On Dec. 30, 2019, China reported its first case of the respiratory disease, the Coronavirus. This disease is one of the first outbreaks of the social media era and has spread uncertainty and panic amongst all people. However, this disease is not as big of a deal as people make it sound, and here is what you need to know.

Health professionals measure infectious diseases by a metric called “Ro.” They have dubbed the Coronavirus a 1.3 to a 3.8 in severity. These numbers do not mean much to people, so, for a quick comparison, measles has a “Ro” of 12 to 13.

The chance of getting infected with the virus is very high in China, but in the U.S., citizens should be more worried about Influenza. The majority of the cases where  this virus has been contracted is in China. The deaths reported in China are largely among the elderly or people with underlying health conditions putting them at risk for pneumonia. The Lancet Medical journal estimated a 2.9% mortality risk for the Coronavirus compared to the 10% risk for severe acute respiratory syndrome (SARS). Another comparison was the 1918 Spanish flu which had a mortality risk of 5% and killed over 50 million people worldwide. The current U.S. flu season has currently killed more than 5,000 people including 54 infants. 

The main problem that we need to worry about is preventing the spread of the disease. Some have suggested that the disease may be carried overseas through Chinese commerce. However, the Coronavirus particles die within a few hours after being outside a cell host. Do not worry; you can still use products that say ‘made in China.’ The disease first starts by being spread from animal to person. After it mutates, it spreads from person to person. The Coronavirus is passed through contact with another infected human being. The CDC suggests washing your hands frequently; not putting your fingers in your mouth, eyes or nose; and avoiding sick people. This is also the information they give for the flu season. Masks are not necessary for anyone in the U.S.

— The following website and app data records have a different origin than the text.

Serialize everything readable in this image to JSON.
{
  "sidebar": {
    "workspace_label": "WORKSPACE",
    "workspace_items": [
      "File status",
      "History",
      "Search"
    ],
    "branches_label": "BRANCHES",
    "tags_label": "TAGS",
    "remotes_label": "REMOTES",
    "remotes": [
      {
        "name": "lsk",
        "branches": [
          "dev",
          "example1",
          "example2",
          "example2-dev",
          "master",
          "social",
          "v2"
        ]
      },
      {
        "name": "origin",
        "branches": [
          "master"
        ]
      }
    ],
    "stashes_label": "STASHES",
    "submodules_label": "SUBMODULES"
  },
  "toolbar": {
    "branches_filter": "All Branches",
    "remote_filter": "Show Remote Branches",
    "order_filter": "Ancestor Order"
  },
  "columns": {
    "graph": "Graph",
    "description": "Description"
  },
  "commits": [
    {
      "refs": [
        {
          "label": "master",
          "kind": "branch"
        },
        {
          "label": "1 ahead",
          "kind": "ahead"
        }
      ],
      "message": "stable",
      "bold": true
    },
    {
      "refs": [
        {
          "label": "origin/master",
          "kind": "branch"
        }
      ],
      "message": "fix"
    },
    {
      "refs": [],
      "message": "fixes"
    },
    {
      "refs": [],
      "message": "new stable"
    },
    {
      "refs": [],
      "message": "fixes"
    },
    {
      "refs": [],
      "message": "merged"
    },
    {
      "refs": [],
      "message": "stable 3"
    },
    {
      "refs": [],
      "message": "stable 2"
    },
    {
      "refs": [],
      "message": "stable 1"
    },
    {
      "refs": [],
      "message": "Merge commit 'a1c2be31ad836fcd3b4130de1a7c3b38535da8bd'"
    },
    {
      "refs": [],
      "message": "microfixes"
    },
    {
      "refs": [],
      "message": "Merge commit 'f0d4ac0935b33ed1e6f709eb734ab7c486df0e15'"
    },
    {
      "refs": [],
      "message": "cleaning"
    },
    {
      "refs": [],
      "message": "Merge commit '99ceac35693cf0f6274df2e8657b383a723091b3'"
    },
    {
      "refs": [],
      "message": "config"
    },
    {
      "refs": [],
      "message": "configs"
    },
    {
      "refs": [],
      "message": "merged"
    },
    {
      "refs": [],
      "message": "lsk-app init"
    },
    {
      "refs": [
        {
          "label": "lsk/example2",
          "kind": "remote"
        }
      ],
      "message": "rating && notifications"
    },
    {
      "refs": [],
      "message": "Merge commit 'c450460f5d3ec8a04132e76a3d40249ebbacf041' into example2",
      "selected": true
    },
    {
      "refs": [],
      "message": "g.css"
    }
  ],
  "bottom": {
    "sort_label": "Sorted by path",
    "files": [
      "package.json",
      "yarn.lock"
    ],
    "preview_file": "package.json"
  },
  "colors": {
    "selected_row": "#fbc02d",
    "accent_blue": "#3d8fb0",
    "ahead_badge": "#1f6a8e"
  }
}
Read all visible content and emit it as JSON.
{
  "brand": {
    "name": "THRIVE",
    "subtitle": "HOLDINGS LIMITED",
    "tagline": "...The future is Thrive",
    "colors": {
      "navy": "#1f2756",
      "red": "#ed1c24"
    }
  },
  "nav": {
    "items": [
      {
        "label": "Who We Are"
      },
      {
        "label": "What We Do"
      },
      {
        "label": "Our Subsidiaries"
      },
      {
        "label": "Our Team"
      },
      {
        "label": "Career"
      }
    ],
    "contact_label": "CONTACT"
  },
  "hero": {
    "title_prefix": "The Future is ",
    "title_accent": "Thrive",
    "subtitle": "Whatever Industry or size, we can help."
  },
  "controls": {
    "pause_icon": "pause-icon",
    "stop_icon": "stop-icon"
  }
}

If you live in the U.S., do not stress, you will be fine. Stay safe and stay healthy. Do not visit China and constantly wash your hands. If you have  been to Asia recently and are experiencing symptoms, please go find a healthcare official, and avoid being around anyone else. Medical scientists are currently developing a vaccine that hopes to completely wipe out this virus for good. U.S. citizens, the only thing you need to worry about this season is the flu.